Video Title: 
Emotion vs. Analytics: Decision Making and the Biased Brain
Video Length: 
61 Minutes
Video Format: 
Video Price: 
Wednesday, April 14, 2010
7:30 AM Breakfast, 8:00 - 9:00 AM session
Main Dining Room, Stanford Faculty Club, 439 Lagunita Dr, Stanford, CA.
  • How to be decisive and confident in decision making.
  • Why starting with price can lead to bad decisions.
  • How loss aversion trumps opportunity—and how to counter negative emotions.

Is it best to be emotionless and analytical in decision making? When our goal is to be decisive, the answer is a resounding No. Instead, harnessing the power of emotions is critical. Studies of the neural underpinnings of decision making show that our brains start by evaluating options analytically. But very soon—usually based on first impressions—we create an emotional front-runner. We then continue down a path of predecisional distortion, which biases further evaluation. Rather than creating bad decisions, however, this distortion leads to more confident, committed decision making.

This natural process works best for tradeoff conflicts: deciding between current options. It also works well for decisions involving innovation, growth and expansion. But in cases of sequential conflicts—or when the risk of danger or a bad outcome is greater—taking a more analytical approach is the better choice. Dr. Shiv describes specific techniques for gathering data, group decision making, accessing your gut feelings, and knowing when to allow the contrarians to dominate the discussion.

Baba Shiv, whose research is in the area of neuroeconomics, is Director of the Strategic Marketing Management Executive Program at Stanford University and editor of the Journal of Consumer Research. He received his MBA from the Indian Institute of Management and PhD from Duke University.


Baba Shiv - Professor of Marketing, Stanford University Graduate School of Business


Baba Shiv's research is in the area of consumer decision making and decision neuroscience with specific emphasis on the neurological underpinnings of emotion and motivation in decision making.

In 2001 Professor Shiv was identified by the Marketing Science Institute as one of the future leaders of the next generation of marketing academics. His work on the placebo effects of marketing actions was the runner-up for the Paul Green Award (paper published in the Journal of Marketing Research that shows or demonstrates the most potential to contribute significantly to the practice of marketing research and research in marketing). The work also received a Citation of Excellence from Emerald Management Reviews as the top 50 management articles of 2005. His recent research A Bite to Whet the Reward Appetite" also received a Citation of Excellence from Emerald Management Reviews for 2008. He has received grant funding from the National Science Foundation for his work on the neuroscience of decision making.
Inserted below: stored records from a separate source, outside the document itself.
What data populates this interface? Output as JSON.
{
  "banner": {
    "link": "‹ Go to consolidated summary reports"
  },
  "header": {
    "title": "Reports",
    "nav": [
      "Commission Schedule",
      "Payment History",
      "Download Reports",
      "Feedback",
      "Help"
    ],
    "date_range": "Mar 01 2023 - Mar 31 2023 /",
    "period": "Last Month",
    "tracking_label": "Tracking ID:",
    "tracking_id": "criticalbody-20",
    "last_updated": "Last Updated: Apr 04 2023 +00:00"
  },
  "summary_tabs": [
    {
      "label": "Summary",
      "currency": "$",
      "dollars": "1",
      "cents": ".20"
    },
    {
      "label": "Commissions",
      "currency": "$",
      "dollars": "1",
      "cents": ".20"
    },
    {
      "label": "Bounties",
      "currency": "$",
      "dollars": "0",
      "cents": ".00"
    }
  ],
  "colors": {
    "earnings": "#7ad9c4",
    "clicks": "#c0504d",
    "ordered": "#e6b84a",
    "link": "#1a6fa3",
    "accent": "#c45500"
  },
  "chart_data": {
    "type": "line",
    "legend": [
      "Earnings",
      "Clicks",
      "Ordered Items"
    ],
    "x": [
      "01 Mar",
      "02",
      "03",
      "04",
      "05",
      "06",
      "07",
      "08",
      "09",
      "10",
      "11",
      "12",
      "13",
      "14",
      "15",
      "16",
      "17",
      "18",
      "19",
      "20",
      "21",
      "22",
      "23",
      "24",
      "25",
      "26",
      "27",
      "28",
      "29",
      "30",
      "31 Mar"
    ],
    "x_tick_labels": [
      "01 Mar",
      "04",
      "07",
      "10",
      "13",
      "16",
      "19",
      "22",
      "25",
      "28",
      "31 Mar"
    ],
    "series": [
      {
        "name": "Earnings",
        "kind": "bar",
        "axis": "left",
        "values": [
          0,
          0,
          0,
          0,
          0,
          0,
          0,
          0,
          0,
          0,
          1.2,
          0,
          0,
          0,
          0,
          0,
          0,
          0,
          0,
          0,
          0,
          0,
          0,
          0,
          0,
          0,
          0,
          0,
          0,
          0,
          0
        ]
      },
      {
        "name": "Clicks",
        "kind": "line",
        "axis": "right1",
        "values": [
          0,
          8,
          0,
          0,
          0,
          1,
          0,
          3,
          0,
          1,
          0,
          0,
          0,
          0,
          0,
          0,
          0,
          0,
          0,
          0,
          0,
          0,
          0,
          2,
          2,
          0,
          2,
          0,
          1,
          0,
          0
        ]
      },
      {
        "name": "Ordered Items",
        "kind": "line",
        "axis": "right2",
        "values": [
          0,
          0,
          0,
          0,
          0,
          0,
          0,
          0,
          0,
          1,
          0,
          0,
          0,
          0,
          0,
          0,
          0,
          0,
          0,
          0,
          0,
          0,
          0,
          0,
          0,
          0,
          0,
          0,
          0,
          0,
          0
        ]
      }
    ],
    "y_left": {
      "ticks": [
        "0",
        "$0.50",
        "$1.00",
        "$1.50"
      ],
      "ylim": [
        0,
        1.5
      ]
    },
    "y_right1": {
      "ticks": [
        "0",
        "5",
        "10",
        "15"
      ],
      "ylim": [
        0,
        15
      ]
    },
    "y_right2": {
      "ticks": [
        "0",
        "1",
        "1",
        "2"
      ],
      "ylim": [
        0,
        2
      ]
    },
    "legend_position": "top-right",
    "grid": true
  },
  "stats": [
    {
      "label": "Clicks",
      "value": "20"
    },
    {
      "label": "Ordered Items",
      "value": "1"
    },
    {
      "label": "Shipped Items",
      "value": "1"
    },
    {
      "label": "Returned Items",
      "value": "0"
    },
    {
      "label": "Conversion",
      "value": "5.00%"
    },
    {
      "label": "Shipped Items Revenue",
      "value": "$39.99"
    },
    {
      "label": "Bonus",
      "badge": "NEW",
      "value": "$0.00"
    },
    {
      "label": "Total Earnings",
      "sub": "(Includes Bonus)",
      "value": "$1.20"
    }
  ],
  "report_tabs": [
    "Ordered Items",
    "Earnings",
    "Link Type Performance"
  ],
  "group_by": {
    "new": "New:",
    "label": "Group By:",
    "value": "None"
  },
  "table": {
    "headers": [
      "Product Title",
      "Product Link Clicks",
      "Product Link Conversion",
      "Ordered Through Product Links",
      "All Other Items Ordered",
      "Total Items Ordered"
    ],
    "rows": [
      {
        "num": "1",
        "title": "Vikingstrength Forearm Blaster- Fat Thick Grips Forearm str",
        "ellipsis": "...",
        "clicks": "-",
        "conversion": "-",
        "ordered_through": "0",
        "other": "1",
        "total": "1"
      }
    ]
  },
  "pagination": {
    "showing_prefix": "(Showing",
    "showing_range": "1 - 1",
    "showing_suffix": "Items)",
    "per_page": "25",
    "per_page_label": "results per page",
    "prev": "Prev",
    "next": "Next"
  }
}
Currently the editor of the Journal of Consumer Research he is also on the editorial board of the Journal of Consumer Psychology and the Journal of Marketing Research Professor Shiv has also served as a consultant for several marketing and law firms on issues ranging from branding and pricing to trademark infringement.